Many people have others in their lives that struggle with alcohol addiction – or struggle with addiction themselves. However, because of the stigma around addiction, help is often not received as those with addiction problems keep their struggles bottled up inside. They fear societal repercussions of admitting their problem and seeking help. They may not even know who they can confide in, or where they should begin looking for help.
Alcohol Awareness Month, established by the National Council on Alcoholism and Drug Dependence (NCADD), takes place every April with the goal of educating people about the dangers of alcohol abuse and reducing the stigma surrounding addiction and recovery, so that those most in need of help feel comfortable asking for it. If your loved one is struggling with alcohol abuse, or if you yourself have been struggling, Alcohol Awareness Month urges you to seek help, start important conversations, and be a support system for those around you who might be struggling.
If you find yourself asking “How can I participate in Alcohol Awareness Month?”, use these suggestions to get an idea of what the month is all about.
Have difficult conversations with loved ones who might be struggling with addiction.
If you’ve noticed that a loved one is relying on heavy drinking to cope with stress, sit them down and talk it out in a low-pressure, relaxed environment. Let them know you’re there for them without judgement or accusation. Offer to help them find treatment or Alcoholics Anonymous (AA) meetings in their area.
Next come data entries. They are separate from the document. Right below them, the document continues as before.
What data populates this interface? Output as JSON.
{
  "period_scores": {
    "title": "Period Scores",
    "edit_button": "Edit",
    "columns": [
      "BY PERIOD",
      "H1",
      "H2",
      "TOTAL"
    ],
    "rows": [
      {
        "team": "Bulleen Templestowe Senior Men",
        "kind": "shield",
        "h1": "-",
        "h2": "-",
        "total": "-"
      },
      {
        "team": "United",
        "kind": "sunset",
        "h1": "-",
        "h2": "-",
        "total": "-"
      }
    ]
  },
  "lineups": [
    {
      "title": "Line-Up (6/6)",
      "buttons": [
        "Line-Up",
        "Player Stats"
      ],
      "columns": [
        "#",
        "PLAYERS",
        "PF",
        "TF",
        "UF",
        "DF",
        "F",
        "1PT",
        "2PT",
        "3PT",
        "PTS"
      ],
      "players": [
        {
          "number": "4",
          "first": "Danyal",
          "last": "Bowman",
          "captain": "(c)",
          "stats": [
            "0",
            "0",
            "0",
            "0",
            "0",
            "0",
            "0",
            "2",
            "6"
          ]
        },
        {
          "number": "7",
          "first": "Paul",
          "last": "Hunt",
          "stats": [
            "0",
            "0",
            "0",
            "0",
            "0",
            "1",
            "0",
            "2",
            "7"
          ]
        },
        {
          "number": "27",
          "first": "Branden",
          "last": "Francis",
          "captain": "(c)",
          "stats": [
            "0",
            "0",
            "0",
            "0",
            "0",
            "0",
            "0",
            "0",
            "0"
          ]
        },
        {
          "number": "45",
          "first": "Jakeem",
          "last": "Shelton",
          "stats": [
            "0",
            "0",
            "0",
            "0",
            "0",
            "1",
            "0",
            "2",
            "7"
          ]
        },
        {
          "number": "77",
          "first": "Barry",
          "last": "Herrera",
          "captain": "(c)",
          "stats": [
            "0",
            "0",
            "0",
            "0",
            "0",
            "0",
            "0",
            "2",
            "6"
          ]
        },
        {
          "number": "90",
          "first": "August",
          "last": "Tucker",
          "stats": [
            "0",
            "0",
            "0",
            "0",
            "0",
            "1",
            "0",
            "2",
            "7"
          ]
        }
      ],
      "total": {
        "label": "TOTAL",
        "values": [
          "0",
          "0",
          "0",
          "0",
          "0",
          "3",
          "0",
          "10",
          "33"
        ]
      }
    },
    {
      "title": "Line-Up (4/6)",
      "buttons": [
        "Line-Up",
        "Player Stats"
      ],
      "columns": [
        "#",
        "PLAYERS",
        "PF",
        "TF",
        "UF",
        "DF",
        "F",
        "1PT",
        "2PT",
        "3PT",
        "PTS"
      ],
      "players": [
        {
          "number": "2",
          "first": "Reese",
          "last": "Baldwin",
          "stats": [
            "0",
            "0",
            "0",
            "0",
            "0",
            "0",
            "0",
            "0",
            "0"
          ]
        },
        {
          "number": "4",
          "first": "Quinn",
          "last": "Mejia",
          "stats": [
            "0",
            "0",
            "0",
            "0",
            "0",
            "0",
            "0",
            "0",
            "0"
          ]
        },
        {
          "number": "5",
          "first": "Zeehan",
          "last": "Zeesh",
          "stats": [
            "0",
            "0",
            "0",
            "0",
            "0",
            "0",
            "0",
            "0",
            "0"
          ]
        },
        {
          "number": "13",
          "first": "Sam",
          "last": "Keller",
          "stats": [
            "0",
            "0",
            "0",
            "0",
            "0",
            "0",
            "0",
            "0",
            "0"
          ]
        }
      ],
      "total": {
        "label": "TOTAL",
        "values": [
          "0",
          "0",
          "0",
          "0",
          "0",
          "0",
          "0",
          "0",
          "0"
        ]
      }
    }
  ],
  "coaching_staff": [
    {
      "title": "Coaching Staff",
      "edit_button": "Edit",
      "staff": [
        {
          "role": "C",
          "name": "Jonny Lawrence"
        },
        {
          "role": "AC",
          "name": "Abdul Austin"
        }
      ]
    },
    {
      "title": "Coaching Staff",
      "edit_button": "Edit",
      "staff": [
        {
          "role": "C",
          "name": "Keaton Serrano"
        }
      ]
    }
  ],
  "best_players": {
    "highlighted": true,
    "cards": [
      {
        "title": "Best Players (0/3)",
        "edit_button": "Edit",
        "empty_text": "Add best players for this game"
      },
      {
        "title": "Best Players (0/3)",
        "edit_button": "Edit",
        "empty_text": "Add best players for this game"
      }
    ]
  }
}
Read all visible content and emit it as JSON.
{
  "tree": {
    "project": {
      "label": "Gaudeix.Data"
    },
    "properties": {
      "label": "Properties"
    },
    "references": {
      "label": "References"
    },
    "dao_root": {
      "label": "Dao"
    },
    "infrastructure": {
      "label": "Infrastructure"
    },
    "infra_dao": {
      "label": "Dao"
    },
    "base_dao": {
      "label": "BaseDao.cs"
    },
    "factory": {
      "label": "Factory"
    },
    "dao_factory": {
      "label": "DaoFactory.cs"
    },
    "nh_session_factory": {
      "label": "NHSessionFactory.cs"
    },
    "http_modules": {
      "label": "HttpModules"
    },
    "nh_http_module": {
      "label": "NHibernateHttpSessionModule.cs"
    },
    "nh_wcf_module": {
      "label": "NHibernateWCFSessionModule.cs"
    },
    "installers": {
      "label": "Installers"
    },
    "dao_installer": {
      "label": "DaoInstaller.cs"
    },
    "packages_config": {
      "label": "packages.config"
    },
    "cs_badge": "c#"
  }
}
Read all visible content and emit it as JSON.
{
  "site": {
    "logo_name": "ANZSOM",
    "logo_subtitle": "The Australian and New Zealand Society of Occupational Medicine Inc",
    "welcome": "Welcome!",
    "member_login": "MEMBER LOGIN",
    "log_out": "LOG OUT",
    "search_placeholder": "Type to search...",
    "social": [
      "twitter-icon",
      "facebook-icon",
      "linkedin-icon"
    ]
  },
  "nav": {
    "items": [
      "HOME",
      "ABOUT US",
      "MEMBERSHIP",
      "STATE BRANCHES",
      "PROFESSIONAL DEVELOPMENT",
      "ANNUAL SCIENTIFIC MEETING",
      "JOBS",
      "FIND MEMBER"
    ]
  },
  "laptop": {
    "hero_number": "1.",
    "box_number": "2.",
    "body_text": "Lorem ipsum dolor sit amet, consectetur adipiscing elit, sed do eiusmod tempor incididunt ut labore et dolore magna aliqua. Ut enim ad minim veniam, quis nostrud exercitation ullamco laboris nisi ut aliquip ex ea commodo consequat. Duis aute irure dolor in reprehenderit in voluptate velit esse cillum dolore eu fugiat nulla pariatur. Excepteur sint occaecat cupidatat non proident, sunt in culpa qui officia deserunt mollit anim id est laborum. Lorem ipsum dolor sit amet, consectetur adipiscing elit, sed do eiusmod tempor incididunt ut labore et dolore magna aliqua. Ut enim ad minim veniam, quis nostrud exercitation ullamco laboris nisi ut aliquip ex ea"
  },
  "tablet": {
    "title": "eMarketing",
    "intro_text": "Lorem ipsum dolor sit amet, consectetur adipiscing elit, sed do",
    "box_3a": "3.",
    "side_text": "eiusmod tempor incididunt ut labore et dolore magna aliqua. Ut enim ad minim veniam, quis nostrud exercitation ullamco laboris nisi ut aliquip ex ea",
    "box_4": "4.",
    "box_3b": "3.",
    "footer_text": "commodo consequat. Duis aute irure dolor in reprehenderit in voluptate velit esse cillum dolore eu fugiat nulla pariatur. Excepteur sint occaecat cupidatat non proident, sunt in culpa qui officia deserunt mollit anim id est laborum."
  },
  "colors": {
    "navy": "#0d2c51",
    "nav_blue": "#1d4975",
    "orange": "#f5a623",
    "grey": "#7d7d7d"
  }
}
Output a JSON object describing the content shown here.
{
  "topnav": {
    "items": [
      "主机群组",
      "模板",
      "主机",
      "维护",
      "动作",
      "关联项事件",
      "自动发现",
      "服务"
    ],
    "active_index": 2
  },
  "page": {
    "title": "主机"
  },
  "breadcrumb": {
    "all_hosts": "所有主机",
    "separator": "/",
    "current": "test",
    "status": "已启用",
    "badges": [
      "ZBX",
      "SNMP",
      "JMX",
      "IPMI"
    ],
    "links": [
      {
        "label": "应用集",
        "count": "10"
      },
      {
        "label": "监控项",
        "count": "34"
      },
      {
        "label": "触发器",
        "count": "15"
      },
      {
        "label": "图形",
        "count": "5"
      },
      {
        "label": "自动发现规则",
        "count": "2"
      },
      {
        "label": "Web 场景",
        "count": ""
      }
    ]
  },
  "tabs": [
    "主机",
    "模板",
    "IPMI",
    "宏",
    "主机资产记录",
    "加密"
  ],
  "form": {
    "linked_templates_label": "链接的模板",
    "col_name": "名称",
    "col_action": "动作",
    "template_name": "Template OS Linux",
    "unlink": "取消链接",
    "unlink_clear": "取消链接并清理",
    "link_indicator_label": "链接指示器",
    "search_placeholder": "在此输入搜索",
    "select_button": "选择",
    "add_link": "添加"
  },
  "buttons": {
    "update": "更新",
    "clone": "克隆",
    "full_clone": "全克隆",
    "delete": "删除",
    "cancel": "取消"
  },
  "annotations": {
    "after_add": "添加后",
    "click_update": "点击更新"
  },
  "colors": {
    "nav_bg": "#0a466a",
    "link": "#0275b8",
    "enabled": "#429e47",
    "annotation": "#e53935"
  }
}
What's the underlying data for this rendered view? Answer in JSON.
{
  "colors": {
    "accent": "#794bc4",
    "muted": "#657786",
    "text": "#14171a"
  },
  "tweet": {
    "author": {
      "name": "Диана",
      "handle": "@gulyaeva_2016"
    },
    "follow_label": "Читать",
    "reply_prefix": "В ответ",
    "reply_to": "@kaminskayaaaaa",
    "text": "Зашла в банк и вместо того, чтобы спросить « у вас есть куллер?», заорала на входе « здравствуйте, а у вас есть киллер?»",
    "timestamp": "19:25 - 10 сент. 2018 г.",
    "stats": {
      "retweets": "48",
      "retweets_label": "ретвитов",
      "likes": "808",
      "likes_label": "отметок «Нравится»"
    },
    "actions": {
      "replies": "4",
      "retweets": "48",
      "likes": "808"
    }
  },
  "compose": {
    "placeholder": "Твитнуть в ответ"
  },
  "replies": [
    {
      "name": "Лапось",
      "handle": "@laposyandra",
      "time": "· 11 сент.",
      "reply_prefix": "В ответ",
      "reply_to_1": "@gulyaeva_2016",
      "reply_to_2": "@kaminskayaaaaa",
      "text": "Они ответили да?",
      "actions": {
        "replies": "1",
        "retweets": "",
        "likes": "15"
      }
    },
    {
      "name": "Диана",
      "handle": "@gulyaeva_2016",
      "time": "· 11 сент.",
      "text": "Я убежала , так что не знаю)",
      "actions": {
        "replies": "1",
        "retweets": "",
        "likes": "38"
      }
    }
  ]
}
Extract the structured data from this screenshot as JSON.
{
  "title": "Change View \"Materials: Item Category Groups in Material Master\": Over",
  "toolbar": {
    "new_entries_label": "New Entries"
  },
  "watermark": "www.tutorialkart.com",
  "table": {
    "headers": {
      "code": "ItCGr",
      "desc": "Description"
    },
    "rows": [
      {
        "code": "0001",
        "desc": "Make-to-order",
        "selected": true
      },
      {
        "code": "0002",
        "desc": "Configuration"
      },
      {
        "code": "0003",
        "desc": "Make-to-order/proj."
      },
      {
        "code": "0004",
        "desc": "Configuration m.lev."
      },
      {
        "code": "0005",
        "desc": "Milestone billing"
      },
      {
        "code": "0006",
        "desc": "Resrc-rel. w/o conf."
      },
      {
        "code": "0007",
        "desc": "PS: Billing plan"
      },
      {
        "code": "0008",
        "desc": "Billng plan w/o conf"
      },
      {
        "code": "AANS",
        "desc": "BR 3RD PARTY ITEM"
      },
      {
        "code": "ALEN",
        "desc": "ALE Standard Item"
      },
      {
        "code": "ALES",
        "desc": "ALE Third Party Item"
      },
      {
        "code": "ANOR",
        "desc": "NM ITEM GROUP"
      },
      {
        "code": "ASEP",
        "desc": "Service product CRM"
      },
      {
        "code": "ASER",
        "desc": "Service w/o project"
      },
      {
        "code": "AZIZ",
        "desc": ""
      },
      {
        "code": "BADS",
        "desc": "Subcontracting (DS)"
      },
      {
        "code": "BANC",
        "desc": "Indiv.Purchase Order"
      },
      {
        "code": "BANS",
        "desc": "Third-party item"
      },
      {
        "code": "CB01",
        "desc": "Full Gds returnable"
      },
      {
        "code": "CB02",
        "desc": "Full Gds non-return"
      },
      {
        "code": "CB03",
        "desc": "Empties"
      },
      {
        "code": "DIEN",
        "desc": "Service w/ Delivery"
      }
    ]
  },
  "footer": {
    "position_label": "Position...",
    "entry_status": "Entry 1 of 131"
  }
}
Be a steady, unwavering support system for your loved one when they need it most. This could be the conversation your loved one needs to serve as a catalyst for seeking help and treatment. Or, they may continue feeling like they’re not ready to get help. Persist in communicating with your loved one in a firm yet loving way, helping guide them to the right decision.
For a comprehensive list of nearby AA meetings by state and city, visit the official site at https://alcoholicsanonymous.com/
You might have certain preconceived notions related to alcohol use and those who suffer from addiction. Actively work to change these stereotypes and redirect your thinking in a more positive, helpful way.
There are countless books, essays, and online articles revolving around the subject of alcohol abuse and addiction. Put in the effort to help your loved one succeed and begin doing your own research – maybe even begin attending Al-Anon support groups, which are similar to AA meetings but held specifically for family members and loved ones close to those suffering from addiction.
For a comprehensive list of nearby Al-Anon meetings by state and city, visit https://findrecovery.com/alanon_meetings/
Work to change attitudes of those around you as well. For example, sit down with younger kids and talk openly about alcohol use in the hopes of changing their own attitudes and continuing to erase stigma. Discuss healthy coping mechanisms with them and emphasize that negative feelings and situations cannot be erased with alcohol use.
Throw a clean party!
Those dealing with alcohol addiction often feel pressured to drink in party settings with their peers, who may or may not also suffer from addiction. They might feel like it is impossible to have fun or be social without alcohol. As a support system to a loved one suffering from addiction, give them an opportunity to see how enjoyable an alcohol-free lifestyle can be. Host a gathering where drinking alcohol is explicitly prohibited. Serve other drinks like mocktails, club sodas, root beers, and any other fun concoctions.
Since beginning in 1987, Alcohol Awareness Month has made a concerted effort to save countless lives nationwide from alcohol-related deaths by making people more aware of alcohol abuse and encouraging them to spread the word and help others. Take the message of Alcohol Awareness Month and apply it throughout the entire year – be a light for others in need and spread hope!
About Fellowship Hall
For 50 years, Fellowship Hall has been saving lives. We are a 99-bed, private, not-for-profit alcohol and drug treatment center located on 120 tranquil acres in Greensboro, N.C. We provide treatment and evidence-based programs built upon the Twelve-Step model of recovery. We have been accredited by The Joint Commission since 1974 as a specialty hospital and are a member of the National Association of Addiction Treatment Providers. We are committed to providing exceptional, compassionate care to every individual we serve.